He said that U.S. and British forces in Iraq had bogged down in Iraq and "have achieved nothing but loss, disaster and misfortune."
Al-Qaida in Iraq "alone has carried out 800 martyrdom operations (suicide attacks) in three years, besides the sacrifices of the other mujahedeen, and this is what has broken the back of American in Iraq," al-Zawahri said.
The video by al-Zawahri was first obtained by IntelCenter, a U.S. contractor that provides counterterrorism intelligence services to the U.S. government
U.S. counterterrorism officials were aware of the video and analyzing it, two officials said on condition of anonymity.
One of the officials, who would not be identified in compliance with office policy, said it was part of al-Qaida's ongoing propaganda blitz to demonstrate the terror group remained relevant.
Bin Laden issued an audiotape on Sunday accusing the United States and Europe of supporting a "Zionist" war on Islam in what many analysts saw as an attempt to draw support from moderate Muslims.

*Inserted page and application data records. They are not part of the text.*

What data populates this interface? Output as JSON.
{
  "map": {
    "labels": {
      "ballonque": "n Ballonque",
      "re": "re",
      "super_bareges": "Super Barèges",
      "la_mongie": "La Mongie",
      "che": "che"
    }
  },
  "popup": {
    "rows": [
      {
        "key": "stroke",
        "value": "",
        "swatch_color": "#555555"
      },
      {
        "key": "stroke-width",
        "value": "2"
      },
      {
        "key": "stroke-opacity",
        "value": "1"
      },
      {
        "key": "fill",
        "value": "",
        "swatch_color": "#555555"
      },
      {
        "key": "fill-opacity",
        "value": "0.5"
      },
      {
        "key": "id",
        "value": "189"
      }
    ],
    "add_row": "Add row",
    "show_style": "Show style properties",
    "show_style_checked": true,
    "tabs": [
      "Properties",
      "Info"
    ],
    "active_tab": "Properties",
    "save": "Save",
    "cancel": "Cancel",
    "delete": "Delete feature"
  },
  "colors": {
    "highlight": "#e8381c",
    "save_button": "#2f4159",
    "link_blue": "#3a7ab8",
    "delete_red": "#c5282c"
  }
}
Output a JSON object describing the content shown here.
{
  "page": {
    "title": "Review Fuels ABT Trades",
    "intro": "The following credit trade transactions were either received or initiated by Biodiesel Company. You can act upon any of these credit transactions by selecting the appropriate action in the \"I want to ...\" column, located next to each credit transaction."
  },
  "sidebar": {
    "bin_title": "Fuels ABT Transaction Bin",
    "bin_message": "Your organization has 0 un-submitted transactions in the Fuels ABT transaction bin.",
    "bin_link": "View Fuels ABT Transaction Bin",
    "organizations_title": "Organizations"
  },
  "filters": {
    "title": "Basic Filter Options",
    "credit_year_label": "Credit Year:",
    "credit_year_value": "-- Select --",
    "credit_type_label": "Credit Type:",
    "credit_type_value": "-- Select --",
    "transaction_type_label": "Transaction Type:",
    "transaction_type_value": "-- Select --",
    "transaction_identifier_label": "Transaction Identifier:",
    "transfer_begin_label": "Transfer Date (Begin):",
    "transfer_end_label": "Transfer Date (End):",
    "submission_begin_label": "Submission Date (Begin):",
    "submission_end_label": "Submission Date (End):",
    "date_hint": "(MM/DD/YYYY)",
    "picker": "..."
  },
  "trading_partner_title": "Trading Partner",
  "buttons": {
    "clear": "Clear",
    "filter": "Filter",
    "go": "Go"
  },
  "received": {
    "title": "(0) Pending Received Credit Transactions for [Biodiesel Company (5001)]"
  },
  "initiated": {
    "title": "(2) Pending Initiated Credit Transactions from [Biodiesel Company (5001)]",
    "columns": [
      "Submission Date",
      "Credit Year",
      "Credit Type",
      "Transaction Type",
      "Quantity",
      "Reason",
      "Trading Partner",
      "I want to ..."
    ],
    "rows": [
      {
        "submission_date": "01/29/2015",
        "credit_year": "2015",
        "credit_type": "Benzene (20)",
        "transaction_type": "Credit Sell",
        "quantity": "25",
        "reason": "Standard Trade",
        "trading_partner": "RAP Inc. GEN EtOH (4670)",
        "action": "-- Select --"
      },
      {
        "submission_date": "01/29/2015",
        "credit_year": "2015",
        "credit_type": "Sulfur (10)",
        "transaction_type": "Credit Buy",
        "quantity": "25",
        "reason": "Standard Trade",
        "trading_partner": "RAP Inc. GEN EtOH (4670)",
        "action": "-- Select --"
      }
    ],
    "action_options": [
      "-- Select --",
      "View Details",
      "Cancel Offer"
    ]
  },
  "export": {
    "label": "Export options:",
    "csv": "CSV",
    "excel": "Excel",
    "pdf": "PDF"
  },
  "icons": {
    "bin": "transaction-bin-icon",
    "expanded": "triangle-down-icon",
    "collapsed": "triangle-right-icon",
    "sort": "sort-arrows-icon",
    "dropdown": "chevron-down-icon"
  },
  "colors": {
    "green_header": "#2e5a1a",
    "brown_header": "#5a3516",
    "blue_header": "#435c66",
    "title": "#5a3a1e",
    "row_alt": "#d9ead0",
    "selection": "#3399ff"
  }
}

Two days later, the head of al-Qaida in Iraq _ the Jordanian militant Abu Musab al-Zarqawi _ issued an audiotape in which he showed his face for the first time and denounced Iraq's attempts to form a new government. He called on Sunni Arabs to join the "jihad" or holy war in Iraq.
It was not known what prompted the release of bin Laden's, al-Zawahri's and al-Zarqawi's messages within the space of one week _ and to what degree they were coordinated.
Al-Zawahri's 16-minute video posted Saturday, entitled "A Message to the People of Pakistan," was mainly dedicated to criticism of Pakistani President Pervez Musharraf, accusing him of undermining his own country to help the United States, Israel and India.